Variation in nest predation among arid-zone birds
AbstractI examined the nesting habits and success of 11 co-existing species in an arid, sub-tropical habitat in South Africa. Nesting success ranged from 3.5% to 75.4% among species, with predation by mammals and snakes accounting for 94% of nest losses. Differences in predator avoidance behaviour (deserting the nest vs sitting tight) may explain markedly different daily nest predation risk experienced by the Double-banded Courser Rhinoptilus africanus (0.5%) and Namaqua Sandgrouse Pterocles namaqua (9.2%). Nest predation was inversely related to nest density, but this reverse density dependence may reflect a seasonal effect, as predation decreased as the breeding season progressed from spring to mid-summer.
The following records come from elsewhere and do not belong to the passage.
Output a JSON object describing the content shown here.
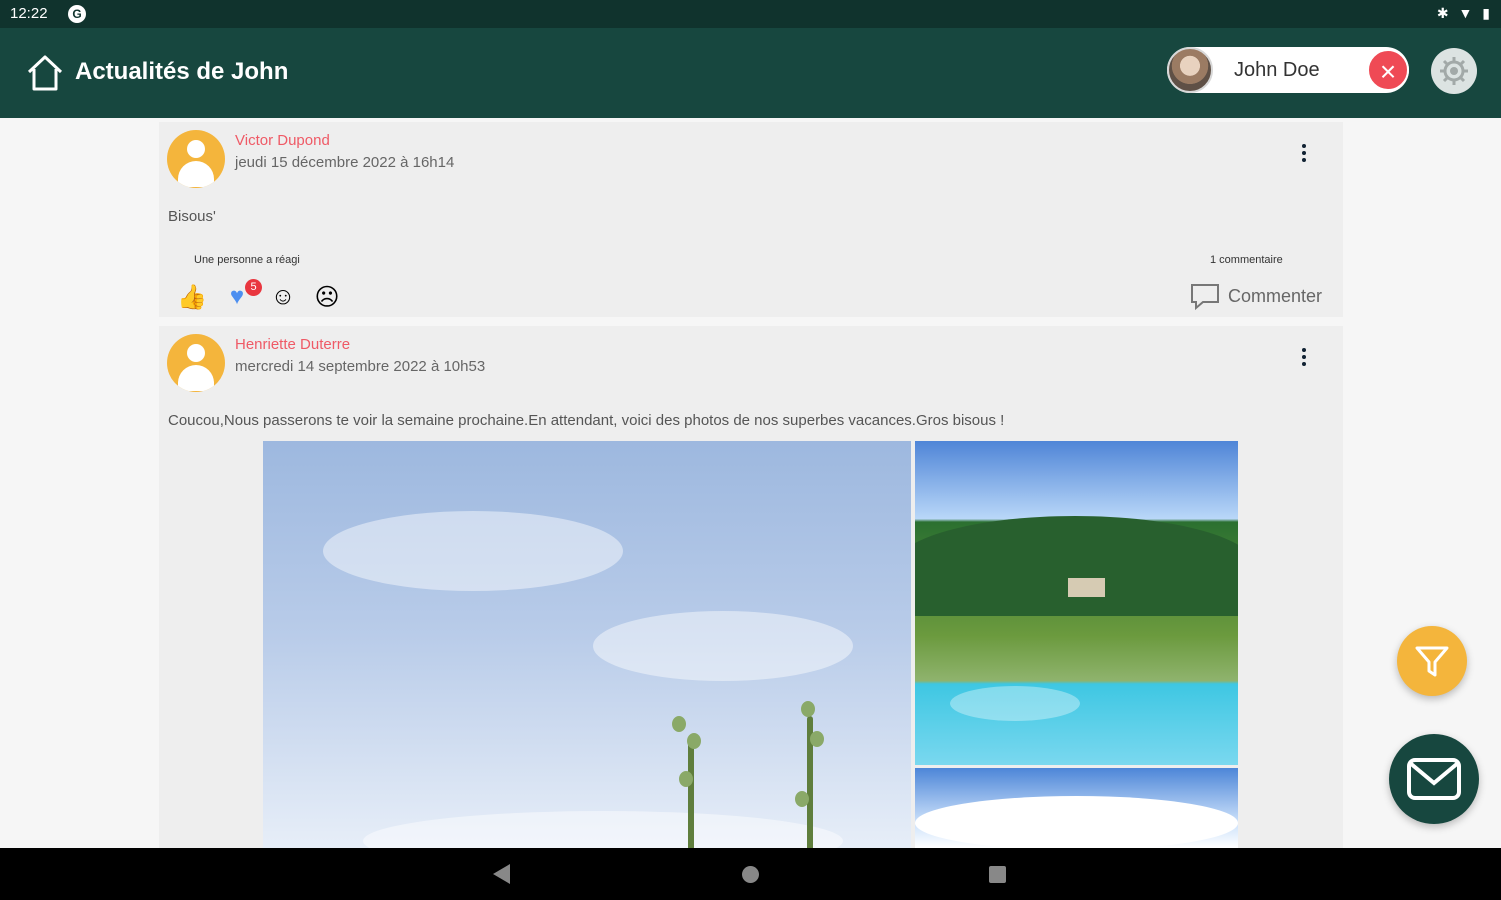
{
  "status_bar": {
    "time": "12:22",
    "app_icon": "G",
    "system_icons": [
      "bluetooth-icon",
      "wifi-icon",
      "battery-icon"
    ]
  },
  "appbar": {
    "title": "Actualités de John",
    "user_name": "John Doe",
    "background_color": "#17473f"
  },
  "posts": [
    {
      "author": "Victor Dupond",
      "date": "jeudi 15 décembre 2022 à 16h14",
      "text": "Bisous'",
      "reaction_summary": "Une personne a réagi",
      "comment_count": "1 commentaire",
      "heart_badge": "5",
      "comment_label": "Commenter"
    },
    {
      "author": "Henriette Duterre",
      "date": "mercredi 14 septembre 2022 à 10h53",
      "text": "Coucou,Nous passerons te voir la semaine prochaine.En attendant, voici des photos de nos superbes vacances.Gros bisous !"
    }
  ],
  "accent_colors": {
    "author": "#ef5a66",
    "avatar": "#f4b53c",
    "logout": "#ef4a55"
  }
}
Overall, daily egg predation rates were higher than daily nestling predation rates among nine altricial species, contrary to the widely-held view that increased activity at the nest during the nestling period increases predation risk. The prediction of higher daily nest predation rates on ground-nesting species than on shrub/tree-nesting species in an open habitat was supported. Among ground-nesting species, territorial residents suffered significantly lower daily nest predation rates than nomads, suggesting that residents may use experience of local predator activity to place their nests in safer sites.
Ostrich 2004, 75(4): 228–235